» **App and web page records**
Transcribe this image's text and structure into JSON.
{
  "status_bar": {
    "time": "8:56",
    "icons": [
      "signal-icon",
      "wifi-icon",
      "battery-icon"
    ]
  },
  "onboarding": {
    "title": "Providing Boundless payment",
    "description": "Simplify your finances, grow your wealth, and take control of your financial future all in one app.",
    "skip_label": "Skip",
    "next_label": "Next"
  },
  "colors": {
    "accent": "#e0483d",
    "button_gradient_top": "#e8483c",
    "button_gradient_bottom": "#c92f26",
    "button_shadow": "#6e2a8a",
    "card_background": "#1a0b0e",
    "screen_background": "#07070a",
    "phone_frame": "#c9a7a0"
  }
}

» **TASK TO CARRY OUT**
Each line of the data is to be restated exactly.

» **RESPONSE AREA**
Transcribe this image's text and structure into JSON.
{
  "status_bar": {
    "time": "8:56",
    "icons": [
      "signal-icon",
      "wifi-icon",
      "battery-icon"
    ]
  },
  "onboarding": {
    "title": "Providing Boundless payment",
    "description": "Simplify your finances, grow your wealth, and take control of your financial future all in one app.",
    "skip_label": "Skip",
    "next_label": "Next"
  },
  "colors": {
    "accent": "#e0483d",
    "button_gradient_top": "#e8483c",
    "button_gradient_bottom": "#c92f26",
    "button_shadow": "#6e2a8a",
    "card_background": "#1a0b0e",
    "screen_background": "#07070a",
    "phone_frame": "#c9a7a0"
  }
}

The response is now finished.